• symmetric: $x \equiv y$ if $y \equiv x$; and
• transitive: $x \equiv z$ if $x \equiv y \equiv z$.

(One can also define it as a relation that is both reflexive and euclidean.) The dual of an equivalence relation is an apartness relation.

## Setoids

A setoid is a set equipped with an equivalence relation.

Equivalently, a setoid is a groupoid enriched over the cartesian monoidal category of truth values. Equivalently, a setoid is a groupoid that is 0-truncated. Then the equivalence relation on $S$ is a way of making $S$ into the set of objects of such a groupoid.

It may well be useful to consider several possible equivalence relations on a given set. When considering a single equivalence relation once and for all, however, it is common to take the quotient set $S/{\equiv}$ and use that instead. As a groupoid, any setoid is equivalent to a set in this way (although in the absence of the axiom of choice, it is only a “weak” or ana-equivalence).

Setoids are still important in foundations of mathematics where quotient sets don't always exist and the above equivalence cannot be carried out. However, arguably this is a terminological mismatch, and such people should say ‘set’ where they say ‘setoid’ and something else (such as ‘preset’, ‘type’, or ‘completely presented set’) where they say ‘set’. (See page 9 of these lecture notes.)

## References
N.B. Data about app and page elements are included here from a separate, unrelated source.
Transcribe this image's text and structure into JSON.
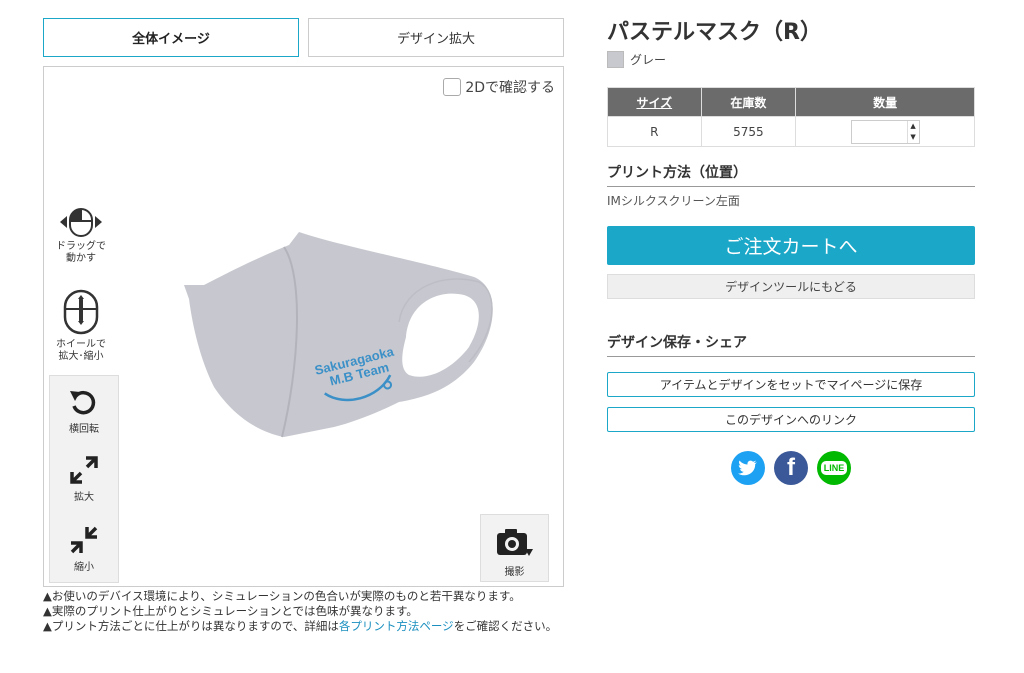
{
  "tabs": {
    "overall": "全体イメージ",
    "zoom": "デザイン拡大"
  },
  "viewer": {
    "check_2d": "2Dで確認する",
    "hint_drag": "ドラッグで\n動かす",
    "hint_wheel": "ホイールで\n拡大･縮小",
    "tool_rotate": "横回転",
    "tool_expand": "拡大",
    "tool_shrink": "縮小",
    "shoot": "撮影",
    "print_text_1": "Sakuragaoka",
    "print_text_2": "M.B Team"
  },
  "notes": {
    "n1": "お使いのデバイス環境により、シミュレーションの色合いが実際のものと若干異なります。",
    "n2": "実際のプリント仕上がりとシミュレーションとでは色味が異なります。",
    "n3_pre": "プリント方法ごとに仕上がりは異なりますので、詳細は",
    "n3_link": "各プリント方法ページ",
    "n3_post": "をご確認ください。"
  },
  "product": {
    "title": "パステルマスク（R）",
    "color_name": "グレー",
    "color_hex": "#c8c8cf"
  },
  "stock_table": {
    "headers": [
      "サイズ",
      "在庫数",
      "数量"
    ],
    "rows": [
      {
        "size": "R",
        "stock": "5755",
        "qty": ""
      }
    ]
  },
  "print_method": {
    "heading": "プリント方法（位置）",
    "value": "IMシルクスクリーン左面"
  },
  "buttons": {
    "cart": "ご注文カートへ",
    "back_to_tool": "デザインツールにもどる",
    "save_mypage": "アイテムとデザインをセットでマイページに保存",
    "design_link": "このデザインへのリンク"
  },
  "share": {
    "heading": "デザイン保存・シェア",
    "line_label": "LINE"
  },
  "colors": {
    "accent": "#1aa7c8",
    "twitter": "#1da1f2",
    "facebook": "#3b5998",
    "line": "#00b900",
    "table_header": "#6b6b6b"
  }
}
For the history of the notion of equivalence relation see this MO discussion.

Revised on July 1, 2013 10:15:07 by Urs Schreiber (89.204.139.146)